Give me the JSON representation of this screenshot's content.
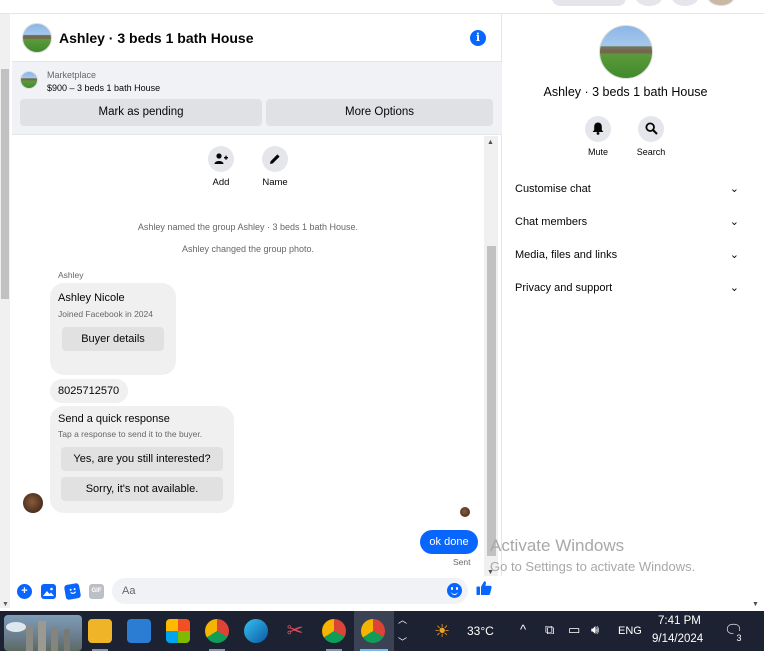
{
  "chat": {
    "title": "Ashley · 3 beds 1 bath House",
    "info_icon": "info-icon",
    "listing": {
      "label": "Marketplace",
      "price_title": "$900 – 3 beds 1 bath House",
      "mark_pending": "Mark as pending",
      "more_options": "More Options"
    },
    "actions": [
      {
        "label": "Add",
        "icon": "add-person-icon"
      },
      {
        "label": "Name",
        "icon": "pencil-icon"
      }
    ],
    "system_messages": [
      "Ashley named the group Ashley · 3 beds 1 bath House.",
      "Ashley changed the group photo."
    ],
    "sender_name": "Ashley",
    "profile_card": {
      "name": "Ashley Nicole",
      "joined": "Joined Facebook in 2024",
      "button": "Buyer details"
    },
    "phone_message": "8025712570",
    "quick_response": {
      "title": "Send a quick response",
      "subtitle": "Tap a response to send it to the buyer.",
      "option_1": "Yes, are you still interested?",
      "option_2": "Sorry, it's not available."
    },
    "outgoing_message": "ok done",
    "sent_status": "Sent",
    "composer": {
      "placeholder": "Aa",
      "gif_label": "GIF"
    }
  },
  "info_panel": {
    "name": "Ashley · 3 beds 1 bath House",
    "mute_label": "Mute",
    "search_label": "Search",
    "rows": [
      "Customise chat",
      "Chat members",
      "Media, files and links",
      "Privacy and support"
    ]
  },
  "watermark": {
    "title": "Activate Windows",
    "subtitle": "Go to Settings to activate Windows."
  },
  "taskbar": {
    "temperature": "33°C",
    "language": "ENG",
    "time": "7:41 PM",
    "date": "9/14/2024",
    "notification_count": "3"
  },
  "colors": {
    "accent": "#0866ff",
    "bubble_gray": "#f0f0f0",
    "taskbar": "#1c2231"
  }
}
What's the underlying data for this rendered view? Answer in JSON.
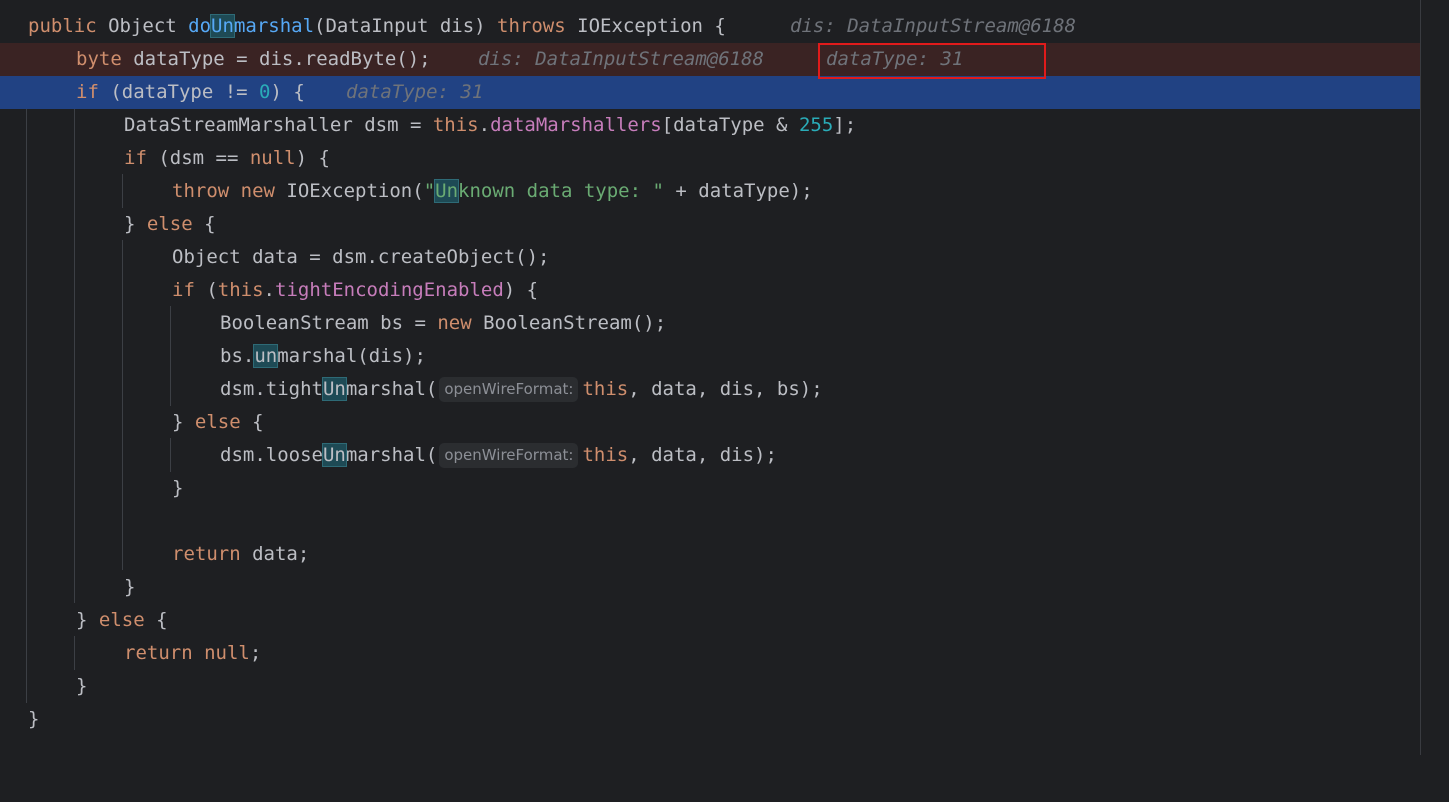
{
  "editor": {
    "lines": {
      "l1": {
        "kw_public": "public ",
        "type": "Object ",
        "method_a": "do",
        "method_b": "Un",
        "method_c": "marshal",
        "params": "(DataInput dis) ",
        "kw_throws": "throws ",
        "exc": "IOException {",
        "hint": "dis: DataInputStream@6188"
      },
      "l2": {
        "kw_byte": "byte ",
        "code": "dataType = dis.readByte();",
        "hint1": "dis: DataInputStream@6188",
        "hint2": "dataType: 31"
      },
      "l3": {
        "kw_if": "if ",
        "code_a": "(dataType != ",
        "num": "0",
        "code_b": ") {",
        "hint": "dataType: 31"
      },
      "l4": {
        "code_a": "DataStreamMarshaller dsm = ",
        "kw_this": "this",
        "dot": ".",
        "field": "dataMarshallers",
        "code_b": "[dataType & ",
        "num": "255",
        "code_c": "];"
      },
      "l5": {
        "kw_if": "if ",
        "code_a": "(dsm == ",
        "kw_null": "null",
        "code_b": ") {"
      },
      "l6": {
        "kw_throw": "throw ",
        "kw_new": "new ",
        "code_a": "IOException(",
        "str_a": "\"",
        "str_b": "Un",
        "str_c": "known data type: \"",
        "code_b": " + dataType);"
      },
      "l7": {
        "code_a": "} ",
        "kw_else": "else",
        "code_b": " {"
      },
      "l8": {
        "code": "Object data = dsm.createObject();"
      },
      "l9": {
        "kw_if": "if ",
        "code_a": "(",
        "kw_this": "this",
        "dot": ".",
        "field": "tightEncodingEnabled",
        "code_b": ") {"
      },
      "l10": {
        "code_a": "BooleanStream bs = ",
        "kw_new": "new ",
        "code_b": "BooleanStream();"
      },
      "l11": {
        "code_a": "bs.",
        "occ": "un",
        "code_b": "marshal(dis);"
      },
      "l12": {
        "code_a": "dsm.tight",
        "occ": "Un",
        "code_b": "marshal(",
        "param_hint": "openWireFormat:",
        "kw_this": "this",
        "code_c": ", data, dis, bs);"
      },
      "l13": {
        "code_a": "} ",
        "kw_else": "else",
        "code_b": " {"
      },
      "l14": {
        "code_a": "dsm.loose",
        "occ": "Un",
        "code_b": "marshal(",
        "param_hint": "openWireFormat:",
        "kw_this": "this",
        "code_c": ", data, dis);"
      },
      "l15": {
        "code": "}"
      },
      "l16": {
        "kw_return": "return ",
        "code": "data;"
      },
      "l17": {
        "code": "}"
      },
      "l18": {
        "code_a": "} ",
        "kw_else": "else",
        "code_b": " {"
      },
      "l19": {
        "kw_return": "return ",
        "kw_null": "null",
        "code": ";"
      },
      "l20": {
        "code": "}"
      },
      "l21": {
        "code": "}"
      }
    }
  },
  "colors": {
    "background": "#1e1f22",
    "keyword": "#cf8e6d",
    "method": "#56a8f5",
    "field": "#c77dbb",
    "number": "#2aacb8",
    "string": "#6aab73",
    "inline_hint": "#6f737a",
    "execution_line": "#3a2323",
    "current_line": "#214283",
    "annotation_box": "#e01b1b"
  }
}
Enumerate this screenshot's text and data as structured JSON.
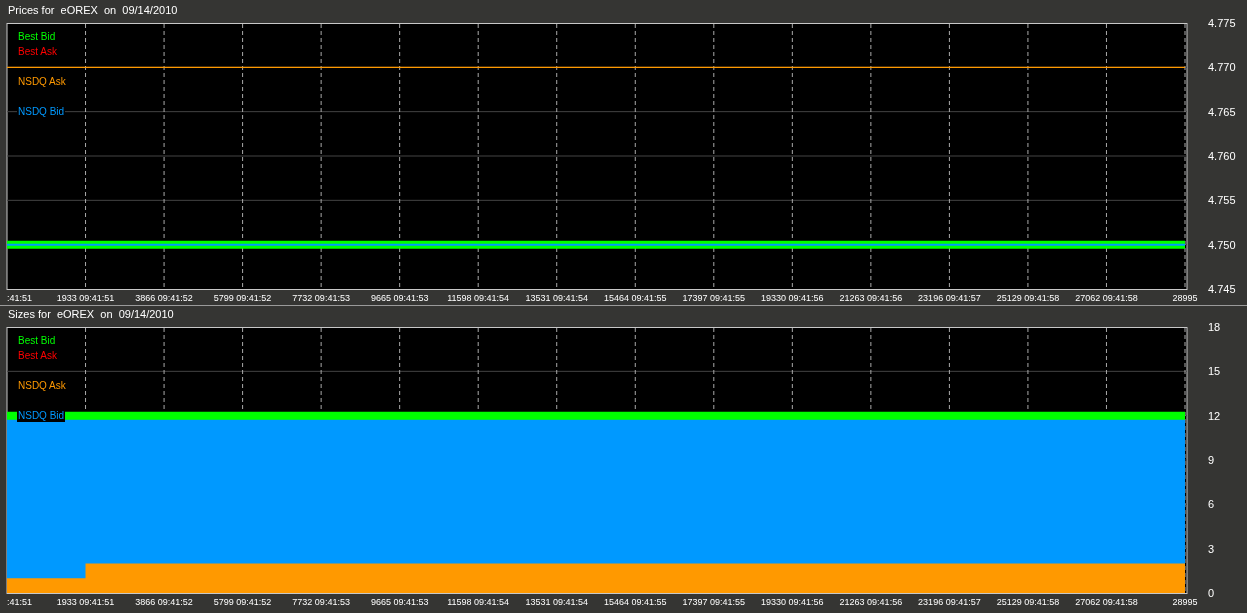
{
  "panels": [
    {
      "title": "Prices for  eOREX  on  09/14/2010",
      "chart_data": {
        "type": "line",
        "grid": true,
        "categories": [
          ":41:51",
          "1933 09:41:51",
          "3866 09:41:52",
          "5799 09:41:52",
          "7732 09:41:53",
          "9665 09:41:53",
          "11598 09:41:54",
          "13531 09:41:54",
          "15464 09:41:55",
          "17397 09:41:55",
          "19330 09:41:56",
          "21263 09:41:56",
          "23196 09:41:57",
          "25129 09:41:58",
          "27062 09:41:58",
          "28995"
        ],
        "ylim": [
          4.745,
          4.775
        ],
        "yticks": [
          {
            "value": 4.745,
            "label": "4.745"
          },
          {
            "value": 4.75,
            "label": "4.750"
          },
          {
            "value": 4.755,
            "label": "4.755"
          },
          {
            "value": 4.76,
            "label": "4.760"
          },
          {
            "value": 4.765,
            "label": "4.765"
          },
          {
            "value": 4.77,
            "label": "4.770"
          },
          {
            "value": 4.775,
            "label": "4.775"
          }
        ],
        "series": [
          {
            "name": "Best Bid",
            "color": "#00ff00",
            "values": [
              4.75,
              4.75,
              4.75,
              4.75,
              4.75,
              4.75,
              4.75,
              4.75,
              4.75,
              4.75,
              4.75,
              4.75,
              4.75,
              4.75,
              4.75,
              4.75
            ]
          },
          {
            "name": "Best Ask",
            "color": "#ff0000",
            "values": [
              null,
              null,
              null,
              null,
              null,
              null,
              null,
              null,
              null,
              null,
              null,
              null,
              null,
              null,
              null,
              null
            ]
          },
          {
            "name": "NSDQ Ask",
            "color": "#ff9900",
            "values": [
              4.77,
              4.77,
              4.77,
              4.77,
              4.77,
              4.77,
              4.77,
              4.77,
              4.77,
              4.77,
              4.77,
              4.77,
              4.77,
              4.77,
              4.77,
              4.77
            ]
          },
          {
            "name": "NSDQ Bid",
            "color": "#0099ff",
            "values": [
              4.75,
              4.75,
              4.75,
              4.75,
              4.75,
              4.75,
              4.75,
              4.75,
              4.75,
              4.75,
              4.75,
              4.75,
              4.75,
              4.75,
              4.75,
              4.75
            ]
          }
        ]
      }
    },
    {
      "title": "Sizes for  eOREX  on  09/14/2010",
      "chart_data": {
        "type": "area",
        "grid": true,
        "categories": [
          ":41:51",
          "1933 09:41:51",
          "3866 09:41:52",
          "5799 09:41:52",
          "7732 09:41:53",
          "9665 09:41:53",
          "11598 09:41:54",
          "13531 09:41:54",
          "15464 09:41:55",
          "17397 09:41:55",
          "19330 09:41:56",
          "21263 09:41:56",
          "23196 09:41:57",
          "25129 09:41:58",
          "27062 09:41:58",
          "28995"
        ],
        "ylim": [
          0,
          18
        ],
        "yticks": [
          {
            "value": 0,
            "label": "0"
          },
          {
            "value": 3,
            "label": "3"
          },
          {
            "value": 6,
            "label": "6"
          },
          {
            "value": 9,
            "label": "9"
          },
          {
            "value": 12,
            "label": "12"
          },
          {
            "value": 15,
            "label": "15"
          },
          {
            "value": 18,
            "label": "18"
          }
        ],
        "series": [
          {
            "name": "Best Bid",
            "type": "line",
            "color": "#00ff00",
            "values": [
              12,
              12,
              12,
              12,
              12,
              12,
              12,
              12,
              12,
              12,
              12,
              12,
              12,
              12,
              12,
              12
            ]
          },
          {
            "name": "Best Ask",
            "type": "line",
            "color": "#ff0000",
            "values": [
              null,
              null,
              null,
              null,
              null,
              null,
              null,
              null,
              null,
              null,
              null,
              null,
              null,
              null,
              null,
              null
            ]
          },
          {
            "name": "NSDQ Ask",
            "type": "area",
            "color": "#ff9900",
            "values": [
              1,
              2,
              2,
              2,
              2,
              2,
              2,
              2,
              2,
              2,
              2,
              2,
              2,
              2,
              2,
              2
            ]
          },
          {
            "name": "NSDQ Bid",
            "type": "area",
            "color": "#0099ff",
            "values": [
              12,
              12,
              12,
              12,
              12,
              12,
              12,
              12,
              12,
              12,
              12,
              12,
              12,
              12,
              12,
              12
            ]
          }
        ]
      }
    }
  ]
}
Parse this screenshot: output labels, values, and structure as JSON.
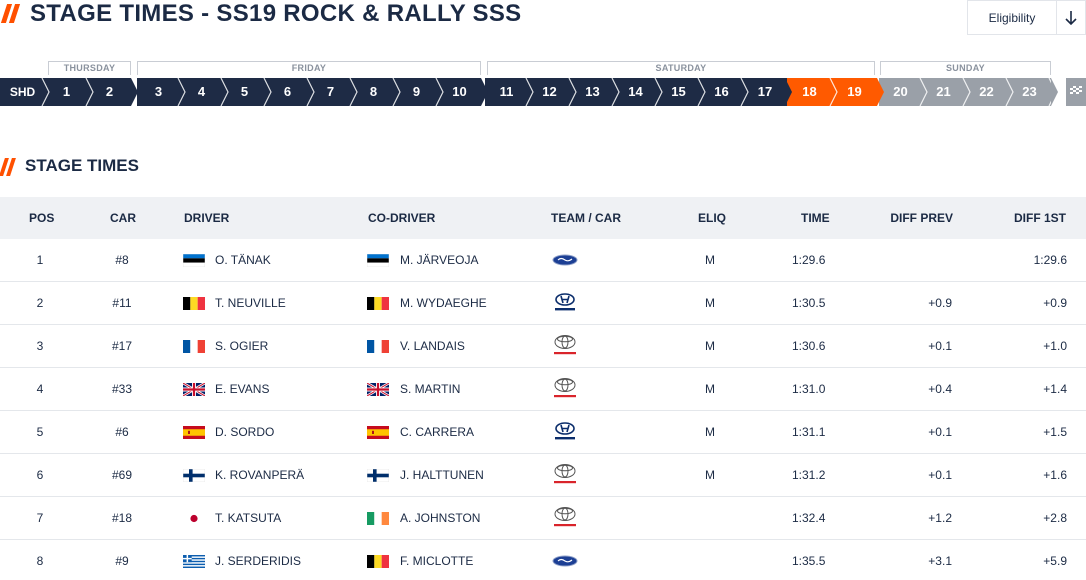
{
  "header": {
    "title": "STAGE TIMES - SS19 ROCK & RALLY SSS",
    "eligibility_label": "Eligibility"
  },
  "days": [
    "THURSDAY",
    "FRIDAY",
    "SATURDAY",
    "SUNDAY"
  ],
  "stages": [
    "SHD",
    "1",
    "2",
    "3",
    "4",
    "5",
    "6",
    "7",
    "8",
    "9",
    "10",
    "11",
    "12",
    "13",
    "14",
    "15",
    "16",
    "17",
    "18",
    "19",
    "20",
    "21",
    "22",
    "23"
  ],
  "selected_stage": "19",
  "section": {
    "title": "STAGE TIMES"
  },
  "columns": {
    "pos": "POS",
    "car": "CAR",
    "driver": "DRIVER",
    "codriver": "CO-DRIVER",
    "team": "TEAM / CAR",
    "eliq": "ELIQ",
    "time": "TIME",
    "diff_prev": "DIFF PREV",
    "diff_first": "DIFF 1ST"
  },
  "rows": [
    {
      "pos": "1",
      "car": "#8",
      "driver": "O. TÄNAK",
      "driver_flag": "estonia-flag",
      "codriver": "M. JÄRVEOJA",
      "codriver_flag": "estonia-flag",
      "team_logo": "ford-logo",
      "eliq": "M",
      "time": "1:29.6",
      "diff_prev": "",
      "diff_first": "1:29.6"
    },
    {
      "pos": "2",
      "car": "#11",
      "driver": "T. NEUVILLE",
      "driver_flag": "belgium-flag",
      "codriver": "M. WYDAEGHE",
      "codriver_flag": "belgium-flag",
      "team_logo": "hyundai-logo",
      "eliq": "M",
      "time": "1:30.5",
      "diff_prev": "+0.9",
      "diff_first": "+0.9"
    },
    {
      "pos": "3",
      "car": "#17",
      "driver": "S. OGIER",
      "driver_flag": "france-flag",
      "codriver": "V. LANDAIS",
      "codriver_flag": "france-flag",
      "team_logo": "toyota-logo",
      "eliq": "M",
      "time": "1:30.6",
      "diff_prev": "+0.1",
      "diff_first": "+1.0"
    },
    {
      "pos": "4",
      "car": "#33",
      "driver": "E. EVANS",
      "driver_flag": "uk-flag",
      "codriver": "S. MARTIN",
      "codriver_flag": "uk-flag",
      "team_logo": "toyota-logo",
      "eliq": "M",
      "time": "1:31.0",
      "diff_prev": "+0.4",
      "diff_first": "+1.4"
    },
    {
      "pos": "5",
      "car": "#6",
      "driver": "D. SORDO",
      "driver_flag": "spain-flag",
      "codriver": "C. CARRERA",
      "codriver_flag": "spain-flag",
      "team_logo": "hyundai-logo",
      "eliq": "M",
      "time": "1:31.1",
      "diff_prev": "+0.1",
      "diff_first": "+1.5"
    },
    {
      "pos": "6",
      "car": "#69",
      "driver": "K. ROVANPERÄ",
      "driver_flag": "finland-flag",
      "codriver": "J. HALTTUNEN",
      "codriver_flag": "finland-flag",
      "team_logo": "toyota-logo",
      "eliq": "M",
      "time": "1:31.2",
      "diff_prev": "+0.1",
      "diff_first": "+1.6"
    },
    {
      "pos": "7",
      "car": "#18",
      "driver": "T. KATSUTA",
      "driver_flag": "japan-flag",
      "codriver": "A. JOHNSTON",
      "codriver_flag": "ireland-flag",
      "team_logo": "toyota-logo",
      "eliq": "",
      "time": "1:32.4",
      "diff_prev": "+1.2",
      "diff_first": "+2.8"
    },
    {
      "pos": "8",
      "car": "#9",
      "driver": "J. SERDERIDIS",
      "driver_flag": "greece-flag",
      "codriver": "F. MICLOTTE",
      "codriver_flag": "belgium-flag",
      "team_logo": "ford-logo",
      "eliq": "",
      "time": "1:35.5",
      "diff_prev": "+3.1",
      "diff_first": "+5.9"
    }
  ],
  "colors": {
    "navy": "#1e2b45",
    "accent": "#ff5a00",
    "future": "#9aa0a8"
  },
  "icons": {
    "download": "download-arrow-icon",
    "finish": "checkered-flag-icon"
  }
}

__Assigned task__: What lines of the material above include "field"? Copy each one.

__Response for this exercise__:
        "field": "dataMarshallers",
        "field": "tightEncodingEnabled",
    "field": "#c77dbb",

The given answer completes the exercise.